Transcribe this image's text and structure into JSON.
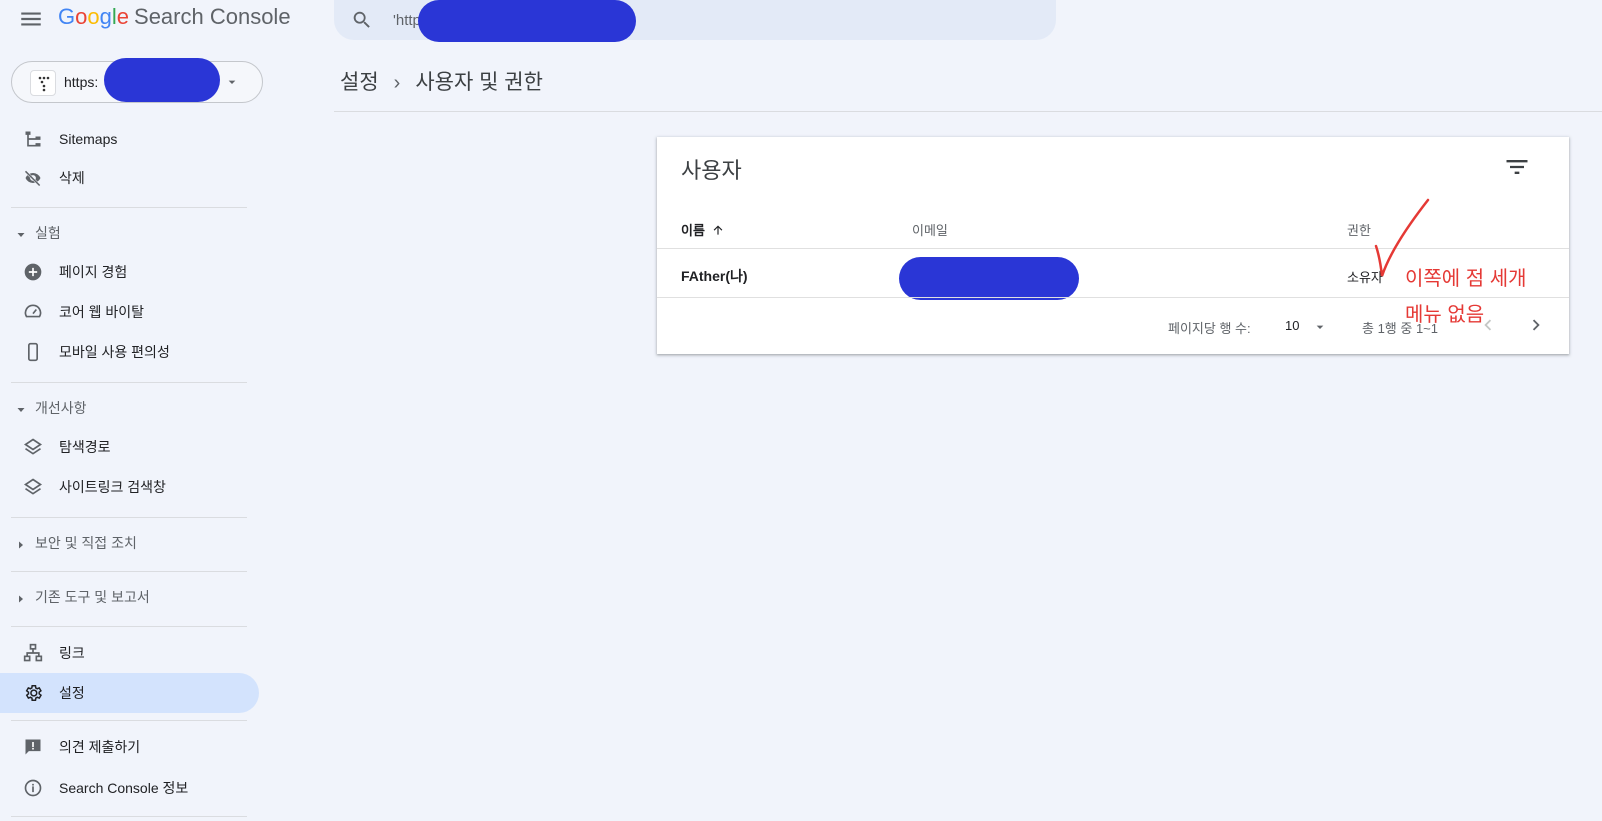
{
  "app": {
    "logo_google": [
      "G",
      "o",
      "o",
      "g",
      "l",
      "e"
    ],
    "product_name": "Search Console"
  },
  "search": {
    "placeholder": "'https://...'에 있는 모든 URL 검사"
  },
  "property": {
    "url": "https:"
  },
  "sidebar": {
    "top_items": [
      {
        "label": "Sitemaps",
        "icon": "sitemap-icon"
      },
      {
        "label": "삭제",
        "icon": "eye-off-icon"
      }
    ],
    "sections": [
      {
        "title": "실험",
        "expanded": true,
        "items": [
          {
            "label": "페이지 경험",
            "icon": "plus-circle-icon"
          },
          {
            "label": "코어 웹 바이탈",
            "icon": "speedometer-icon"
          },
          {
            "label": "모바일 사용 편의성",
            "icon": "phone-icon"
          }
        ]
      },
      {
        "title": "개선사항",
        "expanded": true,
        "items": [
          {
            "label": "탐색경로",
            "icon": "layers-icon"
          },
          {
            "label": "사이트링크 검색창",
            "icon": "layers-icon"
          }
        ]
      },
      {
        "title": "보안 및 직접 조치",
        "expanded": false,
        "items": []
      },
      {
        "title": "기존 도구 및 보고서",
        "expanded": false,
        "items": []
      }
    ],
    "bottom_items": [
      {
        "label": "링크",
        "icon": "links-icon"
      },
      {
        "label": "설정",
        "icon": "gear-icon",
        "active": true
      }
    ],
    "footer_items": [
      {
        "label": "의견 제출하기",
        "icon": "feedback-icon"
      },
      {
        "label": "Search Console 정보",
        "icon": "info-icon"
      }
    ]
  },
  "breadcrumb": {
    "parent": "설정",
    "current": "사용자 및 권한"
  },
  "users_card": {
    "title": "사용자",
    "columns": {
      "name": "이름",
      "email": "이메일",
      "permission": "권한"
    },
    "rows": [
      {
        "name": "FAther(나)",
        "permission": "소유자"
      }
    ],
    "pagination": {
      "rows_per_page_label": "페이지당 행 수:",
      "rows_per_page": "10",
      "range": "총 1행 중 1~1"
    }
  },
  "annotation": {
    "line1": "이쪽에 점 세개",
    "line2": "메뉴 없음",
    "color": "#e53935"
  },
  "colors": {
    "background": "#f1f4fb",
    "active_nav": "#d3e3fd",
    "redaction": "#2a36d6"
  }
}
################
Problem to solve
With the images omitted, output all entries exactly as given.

Final answer
Transcribe this image's text and structure into JSON.
{
  "app": {
    "logo_google": [
      "G",
      "o",
      "o",
      "g",
      "l",
      "e"
    ],
    "product_name": "Search Console"
  },
  "search": {
    "placeholder": "'https://...'에 있는 모든 URL 검사"
  },
  "property": {
    "url": "https:"
  },
  "sidebar": {
    "top_items": [
      {
        "label": "Sitemaps",
        "icon": "sitemap-icon"
      },
      {
        "label": "삭제",
        "icon": "eye-off-icon"
      }
    ],
    "sections": [
      {
        "title": "실험",
        "expanded": true,
        "items": [
          {
            "label": "페이지 경험",
            "icon": "plus-circle-icon"
          },
          {
            "label": "코어 웹 바이탈",
            "icon": "speedometer-icon"
          },
          {
            "label": "모바일 사용 편의성",
            "icon": "phone-icon"
          }
        ]
      },
      {
        "title": "개선사항",
        "expanded": true,
        "items": [
          {
            "label": "탐색경로",
            "icon": "layers-icon"
          },
          {
            "label": "사이트링크 검색창",
            "icon": "layers-icon"
          }
        ]
      },
      {
        "title": "보안 및 직접 조치",
        "expanded": false,
        "items": []
      },
      {
        "title": "기존 도구 및 보고서",
        "expanded": false,
        "items": []
      }
    ],
    "bottom_items": [
      {
        "label": "링크",
        "icon": "links-icon"
      },
      {
        "label": "설정",
        "icon": "gear-icon",
        "active": true
      }
    ],
    "footer_items": [
      {
        "label": "의견 제출하기",
        "icon": "feedback-icon"
      },
      {
        "label": "Search Console 정보",
        "icon": "info-icon"
      }
    ]
  },
  "breadcrumb": {
    "parent": "설정",
    "current": "사용자 및 권한"
  },
  "users_card": {
    "title": "사용자",
    "columns": {
      "name": "이름",
      "email": "이메일",
      "permission": "권한"
    },
    "rows": [
      {
        "name": "FAther(나)",
        "permission": "소유자"
      }
    ],
    "pagination": {
      "rows_per_page_label": "페이지당 행 수:",
      "rows_per_page": "10",
      "range": "총 1행 중 1~1"
    }
  },
  "annotation": {
    "line1": "이쪽에 점 세개",
    "line2": "메뉴 없음",
    "color": "#e53935"
  },
  "colors": {
    "background": "#f1f4fb",
    "active_nav": "#d3e3fd",
    "redaction": "#2a36d6"
  }
}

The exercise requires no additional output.